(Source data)
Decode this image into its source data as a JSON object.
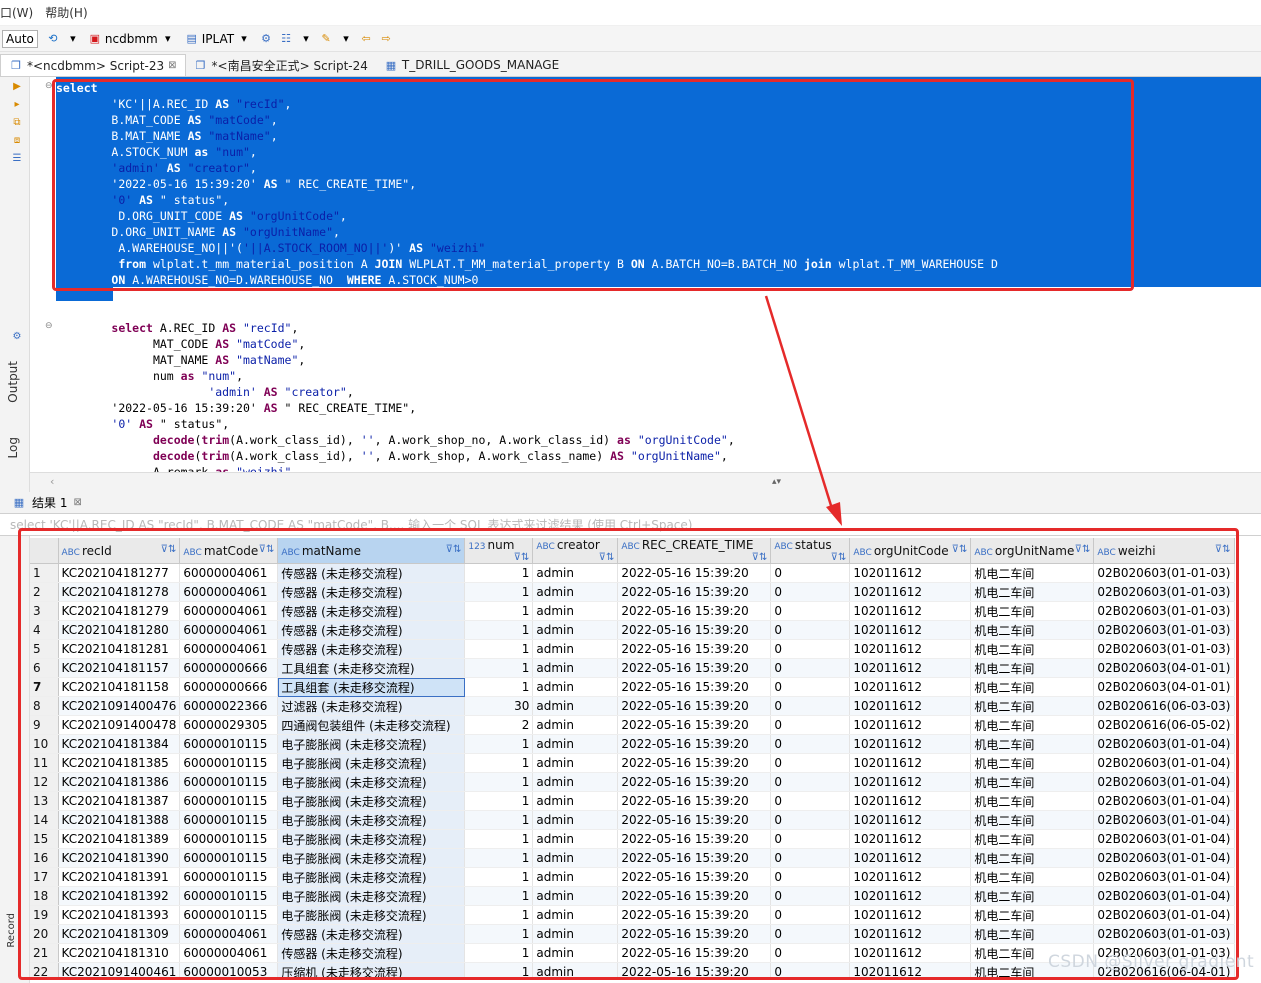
{
  "menu": {
    "window": "口(W)",
    "help": "帮助(H)"
  },
  "toolbar": {
    "auto": "Auto",
    "connection": "ncdbmm",
    "schema": "IPLAT"
  },
  "tabs": [
    {
      "label": "*<ncdbmm> Script-23",
      "close": "⊠"
    },
    {
      "label": "*<南昌安全正式> Script-24",
      "close": ""
    },
    {
      "label": "T_DRILL_GOODS_MANAGE",
      "close": ""
    }
  ],
  "side": {
    "output": "Output",
    "log": "Log",
    "record": "Record"
  },
  "editor": {
    "selected_lines": [
      "select",
      "        'KC'||A.REC_ID AS \"recId\",",
      "        B.MAT_CODE AS \"matCode\",",
      "        B.MAT_NAME AS \"matName\",",
      "        A.STOCK_NUM as \"num\",",
      "        'admin' AS \"creator\",",
      "        '2022-05-16 15:39:20' AS \" REC_CREATE_TIME\",",
      "        '0' AS \" status\",",
      "         D.ORG_UNIT_CODE AS \"orgUnitCode\",",
      "        D.ORG_UNIT_NAME AS \"orgUnitName\",",
      "         A.WAREHOUSE_NO||'('||A.STOCK_ROOM_NO||')' AS \"weizhi\"",
      "         from wlplat.t_mm_material_position A JOIN WLPLAT.T_MM_material_property B ON A.BATCH_NO=B.BATCH_NO join wlplat.T_MM_WAREHOUSE D",
      "        ON A.WAREHOUSE_NO=D.WAREHOUSE_NO  WHERE A.STOCK_NUM>0"
    ],
    "other_lines": [
      "        select A.REC_ID AS \"recId\",",
      "              MAT_CODE AS \"matCode\",",
      "              MAT_NAME AS \"matName\",",
      "              num as \"num\",",
      "                      'admin' AS \"creator\",",
      "        '2022-05-16 15:39:20' AS \" REC_CREATE_TIME\",",
      "        '0' AS \" status\",",
      "              decode(trim(A.work_class_id), '', A.work_shop_no, A.work_class_id) as \"orgUnitCode\",",
      "              decode(trim(A.work_class_id), '', A.work_shop, A.work_class_name) AS \"orgUnitName\",",
      "              A.remark as \"weizhi\""
    ]
  },
  "results": {
    "tab_label": "结果 1",
    "tab_close": "⊠",
    "filter_text": "select 'KC'||A.REC_ID AS \"recId\", B.MAT_CODE AS \"matCode\", B.... 输入一个 SQL 表达式来过滤结果 (使用 Ctrl+Space)",
    "type_icon": "ABC",
    "num_type_icon": "123",
    "columns": [
      "recId",
      "matCode",
      "matName",
      "num",
      "creator",
      "REC_CREATE_TIME",
      "status",
      "orgUnitCode",
      "orgUnitName",
      "weizhi"
    ],
    "rows": [
      [
        "1",
        "KC202104181277",
        "60000004061",
        "传感器 (未走移交流程)",
        "1",
        "admin",
        "2022-05-16 15:39:20",
        "0",
        "102011612",
        "机电二车间",
        "02B020603(01-01-03)"
      ],
      [
        "2",
        "KC202104181278",
        "60000004061",
        "传感器 (未走移交流程)",
        "1",
        "admin",
        "2022-05-16 15:39:20",
        "0",
        "102011612",
        "机电二车间",
        "02B020603(01-01-03)"
      ],
      [
        "3",
        "KC202104181279",
        "60000004061",
        "传感器 (未走移交流程)",
        "1",
        "admin",
        "2022-05-16 15:39:20",
        "0",
        "102011612",
        "机电二车间",
        "02B020603(01-01-03)"
      ],
      [
        "4",
        "KC202104181280",
        "60000004061",
        "传感器 (未走移交流程)",
        "1",
        "admin",
        "2022-05-16 15:39:20",
        "0",
        "102011612",
        "机电二车间",
        "02B020603(01-01-03)"
      ],
      [
        "5",
        "KC202104181281",
        "60000004061",
        "传感器 (未走移交流程)",
        "1",
        "admin",
        "2022-05-16 15:39:20",
        "0",
        "102011612",
        "机电二车间",
        "02B020603(01-01-03)"
      ],
      [
        "6",
        "KC202104181157",
        "60000000666",
        "工具组套 (未走移交流程)",
        "1",
        "admin",
        "2022-05-16 15:39:20",
        "0",
        "102011612",
        "机电二车间",
        "02B020603(04-01-01)"
      ],
      [
        "7",
        "KC202104181158",
        "60000000666",
        "工具组套 (未走移交流程)",
        "1",
        "admin",
        "2022-05-16 15:39:20",
        "0",
        "102011612",
        "机电二车间",
        "02B020603(04-01-01)"
      ],
      [
        "8",
        "KC2021091400476",
        "60000022366",
        "过滤器 (未走移交流程)",
        "30",
        "admin",
        "2022-05-16 15:39:20",
        "0",
        "102011612",
        "机电二车间",
        "02B020616(06-03-03)"
      ],
      [
        "9",
        "KC2021091400478",
        "60000029305",
        "四通阀包装组件 (未走移交流程)",
        "2",
        "admin",
        "2022-05-16 15:39:20",
        "0",
        "102011612",
        "机电二车间",
        "02B020616(06-05-02)"
      ],
      [
        "10",
        "KC202104181384",
        "60000010115",
        "电子膨胀阀 (未走移交流程)",
        "1",
        "admin",
        "2022-05-16 15:39:20",
        "0",
        "102011612",
        "机电二车间",
        "02B020603(01-01-04)"
      ],
      [
        "11",
        "KC202104181385",
        "60000010115",
        "电子膨胀阀 (未走移交流程)",
        "1",
        "admin",
        "2022-05-16 15:39:20",
        "0",
        "102011612",
        "机电二车间",
        "02B020603(01-01-04)"
      ],
      [
        "12",
        "KC202104181386",
        "60000010115",
        "电子膨胀阀 (未走移交流程)",
        "1",
        "admin",
        "2022-05-16 15:39:20",
        "0",
        "102011612",
        "机电二车间",
        "02B020603(01-01-04)"
      ],
      [
        "13",
        "KC202104181387",
        "60000010115",
        "电子膨胀阀 (未走移交流程)",
        "1",
        "admin",
        "2022-05-16 15:39:20",
        "0",
        "102011612",
        "机电二车间",
        "02B020603(01-01-04)"
      ],
      [
        "14",
        "KC202104181388",
        "60000010115",
        "电子膨胀阀 (未走移交流程)",
        "1",
        "admin",
        "2022-05-16 15:39:20",
        "0",
        "102011612",
        "机电二车间",
        "02B020603(01-01-04)"
      ],
      [
        "15",
        "KC202104181389",
        "60000010115",
        "电子膨胀阀 (未走移交流程)",
        "1",
        "admin",
        "2022-05-16 15:39:20",
        "0",
        "102011612",
        "机电二车间",
        "02B020603(01-01-04)"
      ],
      [
        "16",
        "KC202104181390",
        "60000010115",
        "电子膨胀阀 (未走移交流程)",
        "1",
        "admin",
        "2022-05-16 15:39:20",
        "0",
        "102011612",
        "机电二车间",
        "02B020603(01-01-04)"
      ],
      [
        "17",
        "KC202104181391",
        "60000010115",
        "电子膨胀阀 (未走移交流程)",
        "1",
        "admin",
        "2022-05-16 15:39:20",
        "0",
        "102011612",
        "机电二车间",
        "02B020603(01-01-04)"
      ],
      [
        "18",
        "KC202104181392",
        "60000010115",
        "电子膨胀阀 (未走移交流程)",
        "1",
        "admin",
        "2022-05-16 15:39:20",
        "0",
        "102011612",
        "机电二车间",
        "02B020603(01-01-04)"
      ],
      [
        "19",
        "KC202104181393",
        "60000010115",
        "电子膨胀阀 (未走移交流程)",
        "1",
        "admin",
        "2022-05-16 15:39:20",
        "0",
        "102011612",
        "机电二车间",
        "02B020603(01-01-04)"
      ],
      [
        "20",
        "KC202104181309",
        "60000004061",
        "传感器 (未走移交流程)",
        "1",
        "admin",
        "2022-05-16 15:39:20",
        "0",
        "102011612",
        "机电二车间",
        "02B020603(01-01-03)"
      ],
      [
        "21",
        "KC202104181310",
        "60000004061",
        "传感器 (未走移交流程)",
        "1",
        "admin",
        "2022-05-16 15:39:20",
        "0",
        "102011612",
        "机电二车间",
        "02B020603(01-01-03)"
      ],
      [
        "22",
        "KC2021091400461",
        "60000010053",
        "压缩机 (未走移交流程)",
        "1",
        "admin",
        "2022-05-16 15:39:20",
        "0",
        "102011612",
        "机电二车间",
        "02B020616(06-04-01)"
      ]
    ],
    "selected_row": "7"
  },
  "watermark": "CSDN @Silver gradient",
  "colors": {
    "selection": "#0a6ad6",
    "annotation": "#e52a2a",
    "keyword": "#7f0055"
  }
}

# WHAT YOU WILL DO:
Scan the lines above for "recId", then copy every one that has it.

# TASK RESULT:
      "        'KC'||A.REC_ID AS \"recId\",",
      "        select A.REC_ID AS \"recId\",",
    "filter_text": "select 'KC'||A.REC_ID AS \"recId\", B.MAT_CODE AS \"matCode\", B.... 输入一个 SQL 表达式来过滤结果 (使用 Ctrl+Space)",
      "recId",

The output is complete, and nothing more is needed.